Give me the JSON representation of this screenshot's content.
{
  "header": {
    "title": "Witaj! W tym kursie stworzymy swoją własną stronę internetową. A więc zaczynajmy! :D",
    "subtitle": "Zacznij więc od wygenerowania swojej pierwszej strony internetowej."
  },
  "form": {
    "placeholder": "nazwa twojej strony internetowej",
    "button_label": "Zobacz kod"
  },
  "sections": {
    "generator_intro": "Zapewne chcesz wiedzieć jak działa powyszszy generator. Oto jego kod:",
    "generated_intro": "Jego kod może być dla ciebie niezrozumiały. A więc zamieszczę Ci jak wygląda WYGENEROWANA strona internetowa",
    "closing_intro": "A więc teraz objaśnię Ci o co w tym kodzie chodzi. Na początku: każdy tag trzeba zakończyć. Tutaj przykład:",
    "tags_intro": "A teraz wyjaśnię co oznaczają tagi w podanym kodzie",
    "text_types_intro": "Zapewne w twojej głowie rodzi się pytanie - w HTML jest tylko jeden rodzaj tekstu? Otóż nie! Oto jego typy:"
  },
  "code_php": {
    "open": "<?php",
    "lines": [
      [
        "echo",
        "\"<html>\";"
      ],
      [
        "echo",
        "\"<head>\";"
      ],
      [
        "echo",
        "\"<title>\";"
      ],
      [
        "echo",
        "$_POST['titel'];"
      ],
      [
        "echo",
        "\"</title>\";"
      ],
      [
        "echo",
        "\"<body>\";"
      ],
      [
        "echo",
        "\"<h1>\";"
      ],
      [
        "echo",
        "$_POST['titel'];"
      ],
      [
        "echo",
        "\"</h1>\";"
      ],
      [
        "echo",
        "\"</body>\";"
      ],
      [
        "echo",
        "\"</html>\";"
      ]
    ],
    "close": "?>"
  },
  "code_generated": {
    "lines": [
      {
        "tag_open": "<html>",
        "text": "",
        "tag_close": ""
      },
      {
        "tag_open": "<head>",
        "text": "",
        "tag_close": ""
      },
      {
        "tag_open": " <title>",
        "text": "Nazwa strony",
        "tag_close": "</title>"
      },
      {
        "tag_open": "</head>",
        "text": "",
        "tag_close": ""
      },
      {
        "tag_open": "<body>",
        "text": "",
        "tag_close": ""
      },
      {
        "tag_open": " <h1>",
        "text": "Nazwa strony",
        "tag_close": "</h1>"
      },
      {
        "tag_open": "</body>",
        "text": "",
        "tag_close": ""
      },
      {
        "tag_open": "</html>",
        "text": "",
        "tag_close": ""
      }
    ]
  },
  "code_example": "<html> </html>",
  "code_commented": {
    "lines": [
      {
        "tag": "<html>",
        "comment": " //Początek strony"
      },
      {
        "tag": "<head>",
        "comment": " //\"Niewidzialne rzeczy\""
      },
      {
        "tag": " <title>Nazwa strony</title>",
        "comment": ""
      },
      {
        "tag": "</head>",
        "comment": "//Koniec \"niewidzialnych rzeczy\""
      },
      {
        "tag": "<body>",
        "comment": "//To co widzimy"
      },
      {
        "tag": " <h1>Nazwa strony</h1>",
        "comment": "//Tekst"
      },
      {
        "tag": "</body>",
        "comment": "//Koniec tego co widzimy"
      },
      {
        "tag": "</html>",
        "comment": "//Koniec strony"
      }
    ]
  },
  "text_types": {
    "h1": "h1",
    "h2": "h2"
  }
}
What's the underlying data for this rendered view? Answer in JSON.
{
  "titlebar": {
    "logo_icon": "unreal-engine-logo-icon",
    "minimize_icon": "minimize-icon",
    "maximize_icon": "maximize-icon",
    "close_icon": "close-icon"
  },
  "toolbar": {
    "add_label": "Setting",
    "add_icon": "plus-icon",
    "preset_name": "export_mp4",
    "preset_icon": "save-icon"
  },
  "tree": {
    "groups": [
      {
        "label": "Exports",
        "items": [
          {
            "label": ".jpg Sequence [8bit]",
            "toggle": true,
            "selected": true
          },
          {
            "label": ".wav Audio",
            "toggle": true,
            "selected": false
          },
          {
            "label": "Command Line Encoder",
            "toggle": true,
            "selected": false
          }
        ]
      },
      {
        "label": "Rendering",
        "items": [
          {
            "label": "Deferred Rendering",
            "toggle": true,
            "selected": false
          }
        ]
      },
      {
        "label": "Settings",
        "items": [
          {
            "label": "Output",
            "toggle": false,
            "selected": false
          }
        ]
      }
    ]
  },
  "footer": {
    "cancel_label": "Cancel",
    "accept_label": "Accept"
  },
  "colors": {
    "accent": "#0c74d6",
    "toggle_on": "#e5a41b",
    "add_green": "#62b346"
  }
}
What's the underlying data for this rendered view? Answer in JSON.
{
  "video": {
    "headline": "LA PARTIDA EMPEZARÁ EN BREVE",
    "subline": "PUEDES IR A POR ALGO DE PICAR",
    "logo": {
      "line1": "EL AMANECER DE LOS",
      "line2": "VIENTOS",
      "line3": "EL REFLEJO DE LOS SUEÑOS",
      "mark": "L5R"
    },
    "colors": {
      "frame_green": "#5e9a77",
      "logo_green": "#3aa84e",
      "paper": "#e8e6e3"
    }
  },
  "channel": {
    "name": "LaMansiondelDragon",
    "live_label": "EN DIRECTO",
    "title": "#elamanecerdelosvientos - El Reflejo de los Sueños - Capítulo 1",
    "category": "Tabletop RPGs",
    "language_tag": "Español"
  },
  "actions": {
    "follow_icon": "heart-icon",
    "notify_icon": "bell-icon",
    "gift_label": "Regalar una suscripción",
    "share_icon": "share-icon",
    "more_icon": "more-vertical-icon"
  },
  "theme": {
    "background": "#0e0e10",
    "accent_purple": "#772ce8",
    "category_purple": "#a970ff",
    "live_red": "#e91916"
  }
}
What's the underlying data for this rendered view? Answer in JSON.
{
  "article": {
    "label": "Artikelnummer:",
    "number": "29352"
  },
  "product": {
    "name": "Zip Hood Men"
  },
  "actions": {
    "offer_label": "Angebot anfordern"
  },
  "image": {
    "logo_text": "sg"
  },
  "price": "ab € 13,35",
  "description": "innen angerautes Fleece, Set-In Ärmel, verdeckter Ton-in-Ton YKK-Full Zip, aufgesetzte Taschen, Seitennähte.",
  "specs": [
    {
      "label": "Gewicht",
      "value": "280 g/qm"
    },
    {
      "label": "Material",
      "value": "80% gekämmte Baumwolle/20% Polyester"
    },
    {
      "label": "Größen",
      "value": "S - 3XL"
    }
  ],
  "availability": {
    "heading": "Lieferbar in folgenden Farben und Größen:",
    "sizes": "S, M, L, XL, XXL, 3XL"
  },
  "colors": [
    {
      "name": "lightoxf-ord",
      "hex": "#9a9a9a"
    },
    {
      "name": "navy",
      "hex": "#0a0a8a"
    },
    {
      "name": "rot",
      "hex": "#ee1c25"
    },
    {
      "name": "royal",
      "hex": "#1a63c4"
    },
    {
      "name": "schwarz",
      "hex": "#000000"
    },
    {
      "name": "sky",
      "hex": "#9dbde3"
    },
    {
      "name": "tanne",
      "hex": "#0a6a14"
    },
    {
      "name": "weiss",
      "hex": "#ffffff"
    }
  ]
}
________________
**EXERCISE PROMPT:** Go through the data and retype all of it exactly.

**WRITTEN RESPONSE:**
Give me the JSON representation of this screenshot's content.
{
  "header": {
    "title": "Witaj! W tym kursie stworzymy swoją własną stronę internetową. A więc zaczynajmy! :D",
    "subtitle": "Zacznij więc od wygenerowania swojej pierwszej strony internetowej."
  },
  "form": {
    "placeholder": "nazwa twojej strony internetowej",
    "button_label": "Zobacz kod"
  },
  "sections": {
    "generator_intro": "Zapewne chcesz wiedzieć jak działa powyszszy generator. Oto jego kod:",
    "generated_intro": "Jego kod może być dla ciebie niezrozumiały. A więc zamieszczę Ci jak wygląda WYGENEROWANA strona internetowa",
    "closing_intro": "A więc teraz objaśnię Ci o co w tym kodzie chodzi. Na początku: każdy tag trzeba zakończyć. Tutaj przykład:",
    "tags_intro": "A teraz wyjaśnię co oznaczają tagi w podanym kodzie",
    "text_types_intro": "Zapewne w twojej głowie rodzi się pytanie - w HTML jest tylko jeden rodzaj tekstu? Otóż nie! Oto jego typy:"
  },
  "code_php": {
    "open": "<?php",
    "lines": [
      [
        "echo",
        "\"<html>\";"
      ],
      [
        "echo",
        "\"<head>\";"
      ],
      [
        "echo",
        "\"<title>\";"
      ],
      [
        "echo",
        "$_POST['titel'];"
      ],
      [
        "echo",
        "\"</title>\";"
      ],
      [
        "echo",
        "\"<body>\";"
      ],
      [
        "echo",
        "\"<h1>\";"
      ],
      [
        "echo",
        "$_POST['titel'];"
      ],
      [
        "echo",
        "\"</h1>\";"
      ],
      [
        "echo",
        "\"</body>\";"
      ],
      [
        "echo",
        "\"</html>\";"
      ]
    ],
    "close": "?>"
  },
  "code_generated": {
    "lines": [
      {
        "tag_open": "<html>",
        "text": "",
        "tag_close": ""
      },
      {
        "tag_open": "<head>",
        "text": "",
        "tag_close": ""
      },
      {
        "tag_open": " <title>",
        "text": "Nazwa strony",
        "tag_close": "</title>"
      },
      {
        "tag_open": "</head>",
        "text": "",
        "tag_close": ""
      },
      {
        "tag_open": "<body>",
        "text": "",
        "tag_close": ""
      },
      {
        "tag_open": " <h1>",
        "text": "Nazwa strony",
        "tag_close": "</h1>"
      },
      {
        "tag_open": "</body>",
        "text": "",
        "tag_close": ""
      },
      {
        "tag_open": "</html>",
        "text": "",
        "tag_close": ""
      }
    ]
  },
  "code_example": "<html> </html>",
  "code_commented": {
    "lines": [
      {
        "tag": "<html>",
        "comment": " //Początek strony"
      },
      {
        "tag": "<head>",
        "comment": " //\"Niewidzialne rzeczy\""
      },
      {
        "tag": " <title>Nazwa strony</title>",
        "comment": ""
      },
      {
        "tag": "</head>",
        "comment": "//Koniec \"niewidzialnych rzeczy\""
      },
      {
        "tag": "<body>",
        "comment": "//To co widzimy"
      },
      {
        "tag": " <h1>Nazwa strony</h1>",
        "comment": "//Tekst"
      },
      {
        "tag": "</body>",
        "comment": "//Koniec tego co widzimy"
      },
      {
        "tag": "</html>",
        "comment": "//Koniec strony"
      }
    ]
  },
  "text_types": {
    "h1": "h1",
    "h2": "h2"
  }
}
What's the underlying data for this rendered view? Answer in JSON.
{
  "titlebar": {
    "logo_icon": "unreal-engine-logo-icon",
    "minimize_icon": "minimize-icon",
    "maximize_icon": "maximize-icon",
    "close_icon": "close-icon"
  },
  "toolbar": {
    "add_label": "Setting",
    "add_icon": "plus-icon",
    "preset_name": "export_mp4",
    "preset_icon": "save-icon"
  },
  "tree": {
    "groups": [
      {
        "label": "Exports",
        "items": [
          {
            "label": ".jpg Sequence [8bit]",
            "toggle": true,
            "selected": true
          },
          {
            "label": ".wav Audio",
            "toggle": true,
            "selected": false
          },
          {
            "label": "Command Line Encoder",
            "toggle": true,
            "selected": false
          }
        ]
      },
      {
        "label": "Rendering",
        "items": [
          {
            "label": "Deferred Rendering",
            "toggle": true,
            "selected": false
          }
        ]
      },
      {
        "label": "Settings",
        "items": [
          {
            "label": "Output",
            "toggle": false,
            "selected": false
          }
        ]
      }
    ]
  },
  "footer": {
    "cancel_label": "Cancel",
    "accept_label": "Accept"
  },
  "colors": {
    "accent": "#0c74d6",
    "toggle_on": "#e5a41b",
    "add_green": "#62b346"
  }
}
What's the underlying data for this rendered view? Answer in JSON.
{
  "video": {
    "headline": "LA PARTIDA EMPEZARÁ EN BREVE",
    "subline": "PUEDES IR A POR ALGO DE PICAR",
    "logo": {
      "line1": "EL AMANECER DE LOS",
      "line2": "VIENTOS",
      "line3": "EL REFLEJO DE LOS SUEÑOS",
      "mark": "L5R"
    },
    "colors": {
      "frame_green": "#5e9a77",
      "logo_green": "#3aa84e",
      "paper": "#e8e6e3"
    }
  },
  "channel": {
    "name": "LaMansiondelDragon",
    "live_label": "EN DIRECTO",
    "title": "#elamanecerdelosvientos - El Reflejo de los Sueños - Capítulo 1",
    "category": "Tabletop RPGs",
    "language_tag": "Español"
  },
  "actions": {
    "follow_icon": "heart-icon",
    "notify_icon": "bell-icon",
    "gift_label": "Regalar una suscripción",
    "share_icon": "share-icon",
    "more_icon": "more-vertical-icon"
  },
  "theme": {
    "background": "#0e0e10",
    "accent_purple": "#772ce8",
    "category_purple": "#a970ff",
    "live_red": "#e91916"
  }
}
What's the underlying data for this rendered view? Answer in JSON.
{
  "article": {
    "label": "Artikelnummer:",
    "number": "29352"
  },
  "product": {
    "name": "Zip Hood Men"
  },
  "actions": {
    "offer_label": "Angebot anfordern"
  },
  "image": {
    "logo_text": "sg"
  },
  "price": "ab € 13,35",
  "description": "innen angerautes Fleece, Set-In Ärmel, verdeckter Ton-in-Ton YKK-Full Zip, aufgesetzte Taschen, Seitennähte.",
  "specs": [
    {
      "label": "Gewicht",
      "value": "280 g/qm"
    },
    {
      "label": "Material",
      "value": "80% gekämmte Baumwolle/20% Polyester"
    },
    {
      "label": "Größen",
      "value": "S - 3XL"
    }
  ],
  "availability": {
    "heading": "Lieferbar in folgenden Farben und Größen:",
    "sizes": "S, M, L, XL, XXL, 3XL"
  },
  "colors": [
    {
      "name": "lightoxf-ord",
      "hex": "#9a9a9a"
    },
    {
      "name": "navy",
      "hex": "#0a0a8a"
    },
    {
      "name": "rot",
      "hex": "#ee1c25"
    },
    {
      "name": "royal",
      "hex": "#1a63c4"
    },
    {
      "name": "schwarz",
      "hex": "#000000"
    },
    {
      "name": "sky",
      "hex": "#9dbde3"
    },
    {
      "name": "tanne",
      "hex": "#0a6a14"
    },
    {
      "name": "weiss",
      "hex": "#ffffff"
    }
  ]
}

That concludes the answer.